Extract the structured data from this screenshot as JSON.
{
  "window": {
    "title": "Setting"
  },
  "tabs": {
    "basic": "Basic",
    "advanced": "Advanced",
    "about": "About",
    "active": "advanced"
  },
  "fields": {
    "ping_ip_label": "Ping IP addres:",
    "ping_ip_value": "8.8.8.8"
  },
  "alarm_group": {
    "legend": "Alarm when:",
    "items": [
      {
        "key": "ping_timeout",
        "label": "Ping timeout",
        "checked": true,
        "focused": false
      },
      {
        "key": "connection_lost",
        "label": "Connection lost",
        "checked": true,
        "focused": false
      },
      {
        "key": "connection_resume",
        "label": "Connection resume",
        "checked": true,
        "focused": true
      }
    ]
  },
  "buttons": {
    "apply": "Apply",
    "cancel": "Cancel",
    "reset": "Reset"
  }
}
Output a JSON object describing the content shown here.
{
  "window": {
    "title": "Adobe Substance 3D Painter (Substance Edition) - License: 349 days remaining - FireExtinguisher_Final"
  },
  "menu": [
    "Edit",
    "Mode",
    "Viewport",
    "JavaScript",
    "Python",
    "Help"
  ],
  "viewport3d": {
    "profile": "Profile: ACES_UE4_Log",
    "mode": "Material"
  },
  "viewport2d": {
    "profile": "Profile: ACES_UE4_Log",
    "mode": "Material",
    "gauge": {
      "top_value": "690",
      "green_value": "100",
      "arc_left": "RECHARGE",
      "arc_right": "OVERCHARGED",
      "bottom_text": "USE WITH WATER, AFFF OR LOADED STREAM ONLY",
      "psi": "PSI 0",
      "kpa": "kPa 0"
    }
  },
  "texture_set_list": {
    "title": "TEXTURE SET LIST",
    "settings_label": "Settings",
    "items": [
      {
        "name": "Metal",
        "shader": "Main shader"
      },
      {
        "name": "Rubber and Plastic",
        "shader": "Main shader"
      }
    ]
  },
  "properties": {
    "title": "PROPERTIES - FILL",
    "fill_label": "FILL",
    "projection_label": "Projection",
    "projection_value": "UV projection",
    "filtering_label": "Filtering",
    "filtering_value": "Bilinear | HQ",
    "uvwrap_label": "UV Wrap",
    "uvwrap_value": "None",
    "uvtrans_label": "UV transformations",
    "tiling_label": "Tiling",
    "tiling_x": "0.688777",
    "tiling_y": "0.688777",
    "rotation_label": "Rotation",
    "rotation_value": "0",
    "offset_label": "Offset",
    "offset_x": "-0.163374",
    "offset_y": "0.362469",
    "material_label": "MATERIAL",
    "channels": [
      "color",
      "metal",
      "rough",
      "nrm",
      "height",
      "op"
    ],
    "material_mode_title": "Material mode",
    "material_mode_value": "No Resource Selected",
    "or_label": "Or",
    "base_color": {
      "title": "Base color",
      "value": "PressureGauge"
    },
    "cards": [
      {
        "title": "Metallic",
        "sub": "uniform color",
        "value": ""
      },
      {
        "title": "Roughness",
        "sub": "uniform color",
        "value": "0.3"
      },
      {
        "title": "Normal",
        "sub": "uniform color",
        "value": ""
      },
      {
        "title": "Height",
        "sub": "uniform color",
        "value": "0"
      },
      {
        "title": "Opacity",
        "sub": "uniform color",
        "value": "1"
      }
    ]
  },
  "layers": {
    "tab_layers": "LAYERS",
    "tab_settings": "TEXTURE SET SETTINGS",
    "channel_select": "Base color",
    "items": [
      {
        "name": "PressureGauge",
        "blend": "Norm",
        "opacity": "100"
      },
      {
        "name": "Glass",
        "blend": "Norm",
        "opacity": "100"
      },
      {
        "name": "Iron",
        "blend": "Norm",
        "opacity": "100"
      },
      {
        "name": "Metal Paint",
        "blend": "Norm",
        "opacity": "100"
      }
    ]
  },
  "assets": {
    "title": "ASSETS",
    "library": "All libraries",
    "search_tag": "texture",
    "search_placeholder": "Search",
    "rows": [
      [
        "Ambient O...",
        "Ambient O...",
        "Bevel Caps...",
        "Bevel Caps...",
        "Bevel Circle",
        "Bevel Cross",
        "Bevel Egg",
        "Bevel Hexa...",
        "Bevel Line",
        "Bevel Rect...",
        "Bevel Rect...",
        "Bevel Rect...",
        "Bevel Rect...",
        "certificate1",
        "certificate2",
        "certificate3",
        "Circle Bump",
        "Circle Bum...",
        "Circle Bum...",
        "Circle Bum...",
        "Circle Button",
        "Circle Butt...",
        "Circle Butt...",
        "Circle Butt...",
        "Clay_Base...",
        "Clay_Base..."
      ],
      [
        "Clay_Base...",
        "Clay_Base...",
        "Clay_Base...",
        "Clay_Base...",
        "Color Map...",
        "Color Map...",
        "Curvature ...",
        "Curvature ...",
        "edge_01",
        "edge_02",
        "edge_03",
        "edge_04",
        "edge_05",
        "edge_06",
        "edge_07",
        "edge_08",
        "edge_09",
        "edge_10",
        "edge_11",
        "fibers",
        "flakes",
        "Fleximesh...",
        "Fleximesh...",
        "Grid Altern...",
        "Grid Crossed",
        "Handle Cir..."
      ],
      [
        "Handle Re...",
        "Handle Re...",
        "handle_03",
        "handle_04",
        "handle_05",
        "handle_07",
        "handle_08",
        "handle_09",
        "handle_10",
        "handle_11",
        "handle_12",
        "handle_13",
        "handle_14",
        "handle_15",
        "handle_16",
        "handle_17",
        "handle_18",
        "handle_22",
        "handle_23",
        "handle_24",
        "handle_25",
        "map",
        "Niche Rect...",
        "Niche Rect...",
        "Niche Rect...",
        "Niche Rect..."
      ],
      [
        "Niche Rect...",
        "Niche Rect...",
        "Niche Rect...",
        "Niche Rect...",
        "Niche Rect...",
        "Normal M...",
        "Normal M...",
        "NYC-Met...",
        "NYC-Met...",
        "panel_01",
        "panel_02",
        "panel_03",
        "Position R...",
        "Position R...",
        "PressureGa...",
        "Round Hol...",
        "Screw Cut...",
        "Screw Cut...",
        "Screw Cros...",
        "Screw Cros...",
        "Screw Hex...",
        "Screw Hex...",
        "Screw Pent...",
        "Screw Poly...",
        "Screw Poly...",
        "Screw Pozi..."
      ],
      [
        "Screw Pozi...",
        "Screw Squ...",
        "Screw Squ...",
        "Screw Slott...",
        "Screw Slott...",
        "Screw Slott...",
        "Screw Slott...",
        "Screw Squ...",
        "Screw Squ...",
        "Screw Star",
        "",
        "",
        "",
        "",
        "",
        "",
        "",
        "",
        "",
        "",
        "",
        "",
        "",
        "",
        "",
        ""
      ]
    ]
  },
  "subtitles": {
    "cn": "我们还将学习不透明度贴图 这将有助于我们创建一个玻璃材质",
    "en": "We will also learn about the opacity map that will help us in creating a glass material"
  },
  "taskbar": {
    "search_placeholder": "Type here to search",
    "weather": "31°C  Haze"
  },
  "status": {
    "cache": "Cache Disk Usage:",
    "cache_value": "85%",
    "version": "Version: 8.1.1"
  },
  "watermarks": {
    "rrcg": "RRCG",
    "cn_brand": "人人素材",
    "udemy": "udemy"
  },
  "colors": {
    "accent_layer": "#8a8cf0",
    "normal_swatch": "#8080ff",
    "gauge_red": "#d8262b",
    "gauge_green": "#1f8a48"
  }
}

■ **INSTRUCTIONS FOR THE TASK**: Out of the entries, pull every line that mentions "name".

■ **RESPONSE TO THIS EXERCISE**:
        "name": "Metal",
        "name": "Rubber and Plastic",
        "name": "PressureGauge",
        "name": "Glass",
        "name": "Iron",
        "name": "Metal Paint",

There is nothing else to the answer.